There have been 3 times when I had to break some important, but potentially career-damaging, news to an advisor, and (barely) managed to get through all them without crying. Twice was with my advisor in graduate school–letting him know (both times) when I was pregnant. You might think the second time would have been easier, but that one was actually more difficult because he’d been very good with the first pregnancy and I felt, by having another child, I might be pushing the limits of his patience a bit. But he was still very good about it, causing me to cry with some relief after I was alone.
The other time was more recently, telling my mentor and my chairman about my impending divorce (which, although I’ve not discussed here, may be the subject of a future post). Again, both were very supportive, but it was just a very stressful and emotional thing to discuss, and it took a *lot* of effort to keep the tears from coming–not necessarily because I was sad, as I’d already been separated for many months and much of the hard stuff was already over, but just because there was so much stress and worry involved with discussing it with anyone, no matter how superficial.
This brings me to the second theme running through these articles, which are the reasons *why* women cry. Am I a woman scientist? discusses this in her post:

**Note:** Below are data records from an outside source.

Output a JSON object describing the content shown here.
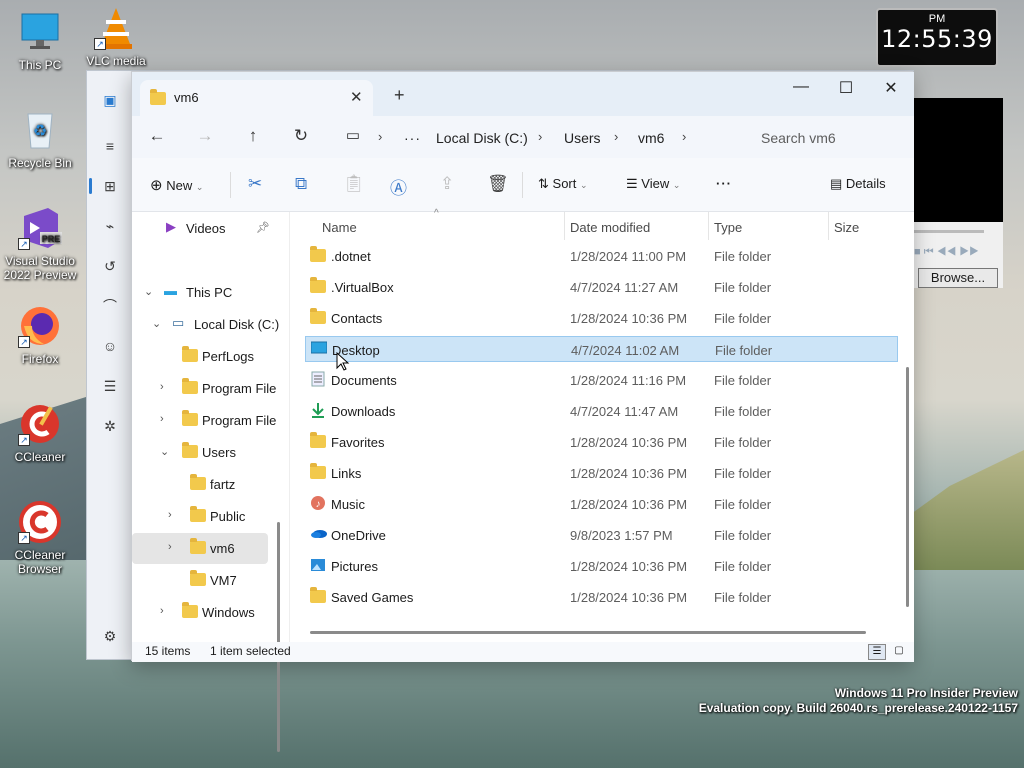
{
  "desktop": {
    "icons": [
      {
        "label": "This PC",
        "icon": "monitor-icon"
      },
      {
        "label": "VLC media",
        "icon": "vlc-cone-icon"
      },
      {
        "label": "Recycle Bin",
        "icon": "recycle-bin-icon"
      },
      {
        "label": "Visual Studio 2022 Preview",
        "icon": "visual-studio-icon",
        "badge": "PRE"
      },
      {
        "label": "Firefox",
        "icon": "firefox-icon"
      },
      {
        "label": "CCleaner",
        "icon": "ccleaner-icon"
      },
      {
        "label": "CCleaner Browser",
        "icon": "ccleaner-browser-icon"
      }
    ]
  },
  "clock": {
    "ampm": "PM",
    "time": "12:55:39"
  },
  "vlc": {
    "browse_label": "Browse..."
  },
  "watermark": {
    "line1": "Windows 11 Pro Insider Preview",
    "line2": "Evaluation copy. Build 26040.rs_prerelease.240122-1157"
  },
  "explorer": {
    "tab_title": "vm6",
    "breadcrumb": [
      "Local Disk (C:)",
      "Users",
      "vm6"
    ],
    "search_placeholder": "Search vm6",
    "toolbar": {
      "new_label": "New",
      "sort_label": "Sort",
      "view_label": "View",
      "details_label": "Details",
      "more": "···"
    },
    "nav": [
      {
        "label": "Videos",
        "indent": 0,
        "arrow": "",
        "pin": true
      },
      {
        "label": "This PC",
        "indent": 0,
        "arrow": "v"
      },
      {
        "label": "Local Disk (C:)",
        "indent": 1,
        "arrow": "v"
      },
      {
        "label": "PerfLogs",
        "indent": 2,
        "arrow": ""
      },
      {
        "label": "Program File",
        "indent": 2,
        "arrow": ">"
      },
      {
        "label": "Program File",
        "indent": 2,
        "arrow": ">"
      },
      {
        "label": "Users",
        "indent": 2,
        "arrow": "v"
      },
      {
        "label": "fartz",
        "indent": 3,
        "arrow": ""
      },
      {
        "label": "Public",
        "indent": 3,
        "arrow": ">"
      },
      {
        "label": "vm6",
        "indent": 3,
        "arrow": ">",
        "selected": true
      },
      {
        "label": "VM7",
        "indent": 3,
        "arrow": ""
      },
      {
        "label": "Windows",
        "indent": 2,
        "arrow": ">"
      }
    ],
    "columns": {
      "name": "Name",
      "date": "Date modified",
      "type": "Type",
      "size": "Size"
    },
    "files": [
      {
        "name": ".dotnet",
        "date": "1/28/2024 11:00 PM",
        "type": "File folder",
        "icon": "folder"
      },
      {
        "name": ".VirtualBox",
        "date": "4/7/2024 11:27 AM",
        "type": "File folder",
        "icon": "folder"
      },
      {
        "name": "Contacts",
        "date": "1/28/2024 10:36 PM",
        "type": "File folder",
        "icon": "folder"
      },
      {
        "name": "Desktop",
        "date": "4/7/2024 11:02 AM",
        "type": "File folder",
        "icon": "desktop",
        "selected": true
      },
      {
        "name": "Documents",
        "date": "1/28/2024 11:16 PM",
        "type": "File folder",
        "icon": "documents"
      },
      {
        "name": "Downloads",
        "date": "4/7/2024 11:47 AM",
        "type": "File folder",
        "icon": "downloads"
      },
      {
        "name": "Favorites",
        "date": "1/28/2024 10:36 PM",
        "type": "File folder",
        "icon": "folder"
      },
      {
        "name": "Links",
        "date": "1/28/2024 10:36 PM",
        "type": "File folder",
        "icon": "folder"
      },
      {
        "name": "Music",
        "date": "1/28/2024 10:36 PM",
        "type": "File folder",
        "icon": "music"
      },
      {
        "name": "OneDrive",
        "date": "9/8/2023 1:57 PM",
        "type": "File folder",
        "icon": "onedrive"
      },
      {
        "name": "Pictures",
        "date": "1/28/2024 10:36 PM",
        "type": "File folder",
        "icon": "pictures"
      },
      {
        "name": "Saved Games",
        "date": "1/28/2024 10:36 PM",
        "type": "File folder",
        "icon": "folder"
      }
    ],
    "status": {
      "count": "15 items",
      "selection": "1 item selected"
    }
  }
}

Not being a man, I actually don’t know what their general assumption is on the reason for crying, but in my experience, women crying in front of men in the workplace is less likely to be due to “weakness” or sadness and more likely due to anger or frustration.
I have cried once in a professional setting, and come close to crying twice. All three times, it was a stress release, because I was quite close to punching someone in the mouth.

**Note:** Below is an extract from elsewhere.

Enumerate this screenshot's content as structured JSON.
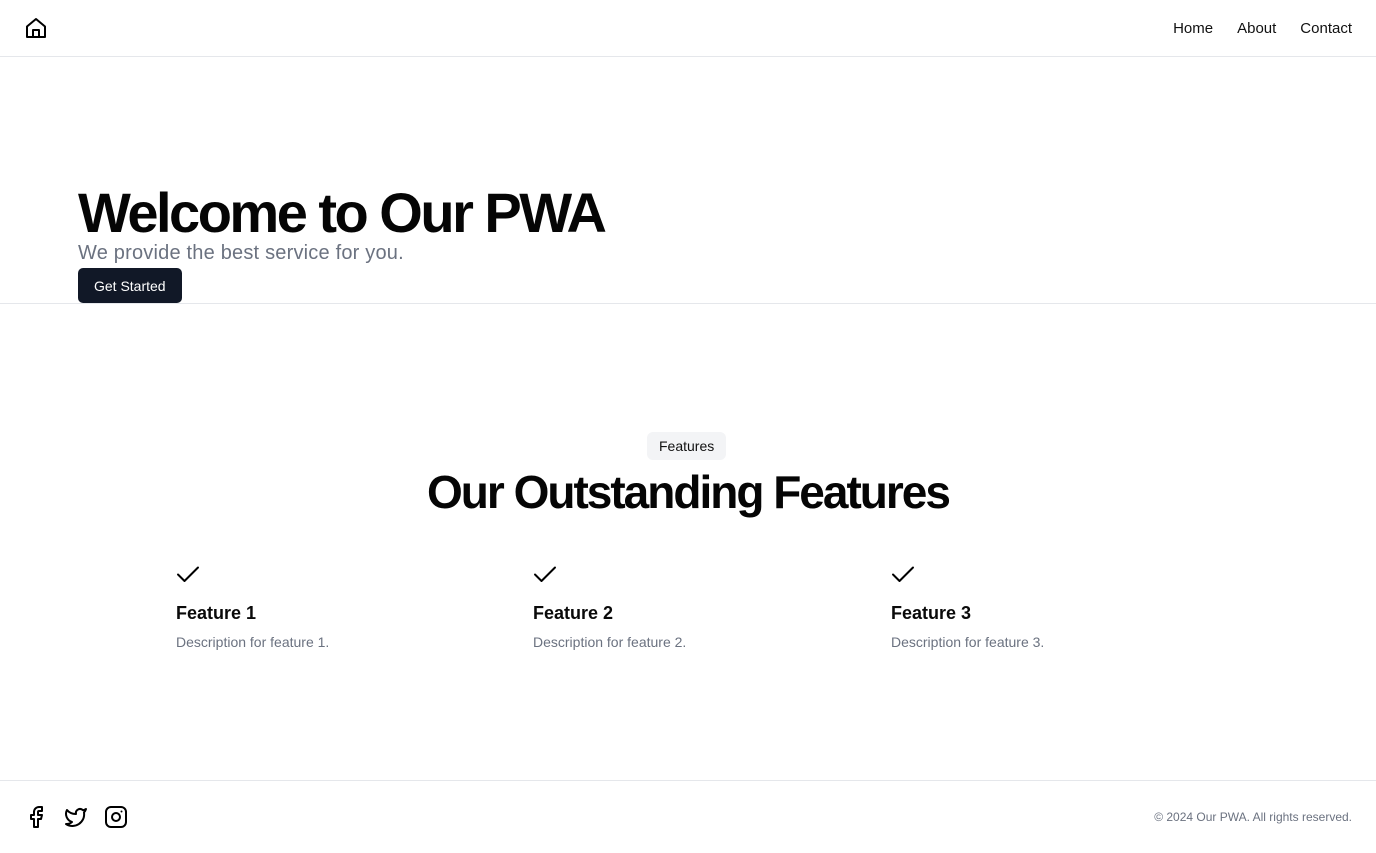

This theme is echoed in the comments to both her post and on Jenny Scientist’s post at “A Natural Scientist:” crying as a response to anger, stress, and frustration:

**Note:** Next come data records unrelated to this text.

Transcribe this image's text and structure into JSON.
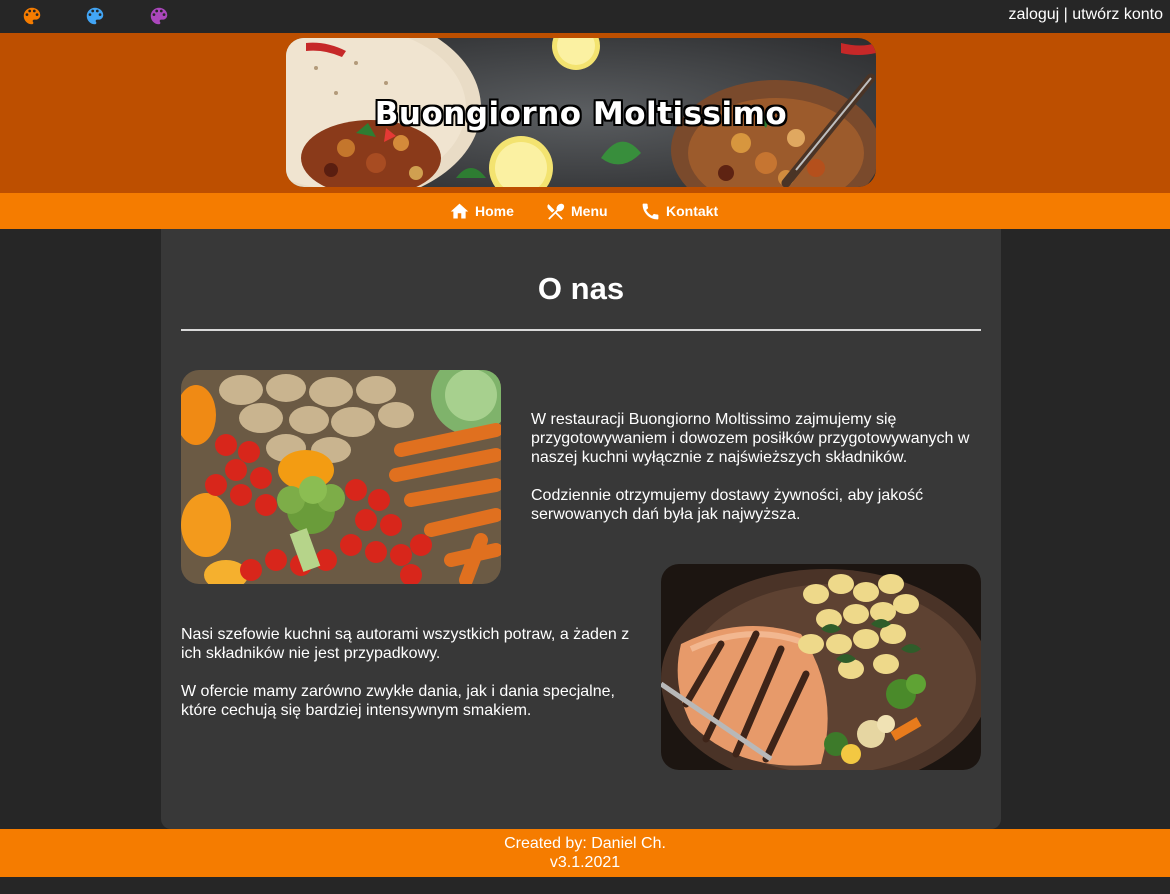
{
  "topbar": {
    "themes": [
      {
        "name": "orange-theme",
        "color": "#f57c00"
      },
      {
        "name": "blue-theme",
        "color": "#42a5f5"
      },
      {
        "name": "purple-theme",
        "color": "#ab47bc"
      }
    ],
    "login_label": "zaloguj",
    "separator": " | ",
    "register_label": "utwórz konto"
  },
  "header": {
    "title": "Buongiorno Moltissimo",
    "bg_color": "#bd4f00"
  },
  "nav": {
    "items": [
      {
        "label": "Home",
        "icon": "home-icon"
      },
      {
        "label": "Menu",
        "icon": "cutlery-icon"
      },
      {
        "label": "Kontakt",
        "icon": "phone-icon"
      }
    ],
    "bg_color": "#f57c00"
  },
  "main": {
    "title": "O nas",
    "paragraphs": [
      "W restauracji Buongiorno Moltissimo zajmujemy się przygotowywaniem i dowozem posiłków przygotowywanych w naszej kuchni wyłącznie z najświeższych składników.",
      "Codziennie otrzymujemy dostawy żywności, aby jakość serwowanych dań była jak najwyższa.",
      "Nasi szefowie kuchni są autorami wszystkich potraw, a żaden z ich składników nie jest przypadkowy.",
      "W ofercie mamy zarówno zwykłe dania, jak i dania specjalne, które cechują się bardziej intensywnym smakiem."
    ]
  },
  "footer": {
    "created_by": "Created by: Daniel Ch.",
    "version": "v3.1.2021"
  }
}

… I was angry, frustrated, completely stressed…
…I completely lost it, I was so frustrated…
…the one time I *almost* cried in front of my advisor, it was because I was mad enough to spit nails, worried about my project, and at the end of my rope!…
…I have cried twice at work, and both times were out of frustration. And like you, it was because I couldn’t take it anymore—I just felt like “these people are really NOT LISTENING to me and nothing I am doing is changing that”…
… I am also an academic and have cried at work once (in front of my chair) and that was in complete fury…
Several of the commenters also mentioned that the thought of crying in front of a man is generally much worse than in front of a woman:
I think one problem is that many men don’t know how to interpret tears – they think it’s something about sadness, grief, hormones, or general un-hingedness, and not ANGER or FRUSTRATION. If only I knew how to stopper up the tears and start yelling instead…
This may be partly because of what one commenter mentioned: the stereotype of the weepy, manipulative woman who turns on the waterworks to get her way, especially with men. Perhaps tears are less likely to work with another woman, and so we feel more comfortable crying in front of them and fear less that they’ll think we are trying to manipulate them.
Additionally, as Jenny points out, the structure of the workplace also goes against these types of expression of emotion:
The problem is, this is a structure which fundamentally discriminates against women. First we’re socialized to believe crying is okay, and then we’re penalized for it. Even if it’s women who are applying this paradigm, they are still guided by a norm which was not established by women.
I don’t have any answers here, alas. I do think it’s a problem that these displays of emotion are looked upon so poorly and feared by so many, especially with stories like Eleanor’s, where she was too afraid to even mention her miscarriage because she thought she’d break down and cry when discussing it. Academia (and other high-pressure, high-stress jobs) is enough of a pressure cooker as it is; punishment shouldn’t be feared when we release some of that steam in a healthy way.
Image from http://thumbs.photo.net/photo/3238589-sm.jpg